“A posse? This guy is that bad?”
“He is, but…”
“That’s not like you, Kes,” she blurted. “You never call for help. Heck, you don’t ever need me when it comes to tracking a bounty. I’m only here because you promised father you’d train me.”
“Not quite true, Button. Sure, I am showing you the ropes, but… who’d make my coffee and build campfires?”
Nika’s jaw dropped and she bristled. She was about to give him a proper tongue-lashing, then realized the edges of Creed’s mouth had twitched upward, his eyes had softened. Even so, she glared and said “Meanie! I think you’ll be making your own coffee from now on, thank you very much.” If she’d had something to throw at him, she would’ve.
He snorted, unfazed as usual. “We don’t know this territory. We need to find this bloke before…” Nika watched as the gentleness was pressed from his face. “Before more bad things happen. I’ll need a tracker, and I’ll find one in Chloride. A native of these parts, and a man with and ancient ken of the land.”
“Yer indeed. An Apache. Out there,” he thumbed at the darkness to the north, “I saw him in my dream. In the vision, he was… a knife. He shouldn’t be hard to find.”
“A knife? I don’t follow…”
Creeed simply cleared his throat, then grabbed a hunk of wood and plopped it onto the embers.
“But you don’t like it do you? Needing other folk’s help?” The question was past her lips, and she immediately regretted it.
The muscles in Creed’s jaw danced. Again, all the answer he was going to give. No, he didn’t like it. But there was more to it than a simple disdain for want of help. Something deeper disturbed him. Probably something to do with ‘all hell breaking loose.’ She’d be patient, even if she was terrified. She knew him well enough to know he wouldn’t tell her until he was ready.
His eyes were fixed onto the lonely flame that had caught hold of the fire’s recent addition, but she suspected that wasn’t what he was looking at. He was far away again.

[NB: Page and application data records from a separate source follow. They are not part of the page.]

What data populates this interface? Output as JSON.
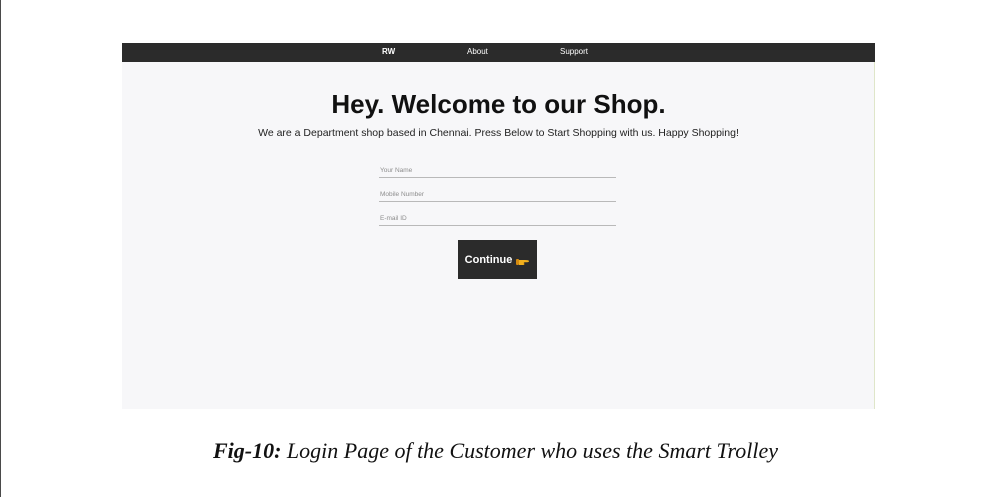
{
  "navbar": {
    "brand": "RW",
    "items": [
      "About",
      "Support"
    ]
  },
  "hero": {
    "title": "Hey. Welcome to our Shop.",
    "subtitle": "We are a Department shop based in Chennai. Press Below to Start Shopping with us. Happy Shopping!"
  },
  "form": {
    "name_placeholder": "Your Name",
    "mobile_placeholder": "Mobile Number",
    "email_placeholder": "E-mail ID",
    "continue_label": "Continue",
    "continue_icon": "pointing-hand-icon"
  },
  "caption": {
    "label": "Fig-10:",
    "text": " Login Page of the Customer who uses the Smart Trolley"
  },
  "colors": {
    "navbar": "#2b2b2b",
    "background": "#f7f7f9",
    "button": "#2b2b2b",
    "hand_icon": "#f2b01e"
  }
}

Creed surprised her then, when he said, “When I dream, like tonight… it gives me a glimpse of things. I see events yet to happen, folks I’ll meet, or need to meet. I saw us in a posse, so I know we’ll gather one. Whether I think we’ll need one or not is irrelevant. I saw it, and it will be so. We’ll need horses too, for we were riding in my dream.”
Creed’s face darkened, as though the fire guttered out. His hand found stubble, and he worked at his jaw.
“Button,” he whispered, his voice crackling as if in league with the campfire, “these visions come at a cost. And if I am not careful…” He was so faraway now. “I am concerned that I touched something tonight. Something terrible.”
Unease rifled through Nika’s insides at the mention of it. “What?” she asked, not wanting to know, but understanding that it was important nonetheless.
He slowly shook his head. “I wish I knew. But I think whatever it was, it had to do with this fellow and his penchant for death and destruction. And…”
Creed bit his lip, and, pulling his gaze from the fire with a will, peered at Nika. Her shivers redoubled.
“I’m fairly sure it saw me looking for it.”
“It? You mean who, don’t you? The murderer we are going to stop by Beltane.”
“No. I mean it. ‘It’ is terrible, and ‘it’ has a will. But ‘it’ is not from here, I fear. It lurks in a place beyond. A place where in six days the membrane between our world and its will be vulnerably thin.”
“The rest,” he said grimly, “is best kept close to the vest.”
Nika sighed. “Like always,” she chided gently.
Creed nodded. “Like always.”
His eyes twinkled then, for the first time since his return. His smile opened up, and he favored her with those tobacco yellow, slightly crooked teeth. He could be so very pleasant when he tried. And so handsome.
The hoot of an owl floated over the camp and broke the stillness, reassuring them they were not alone on this bleak, stark night.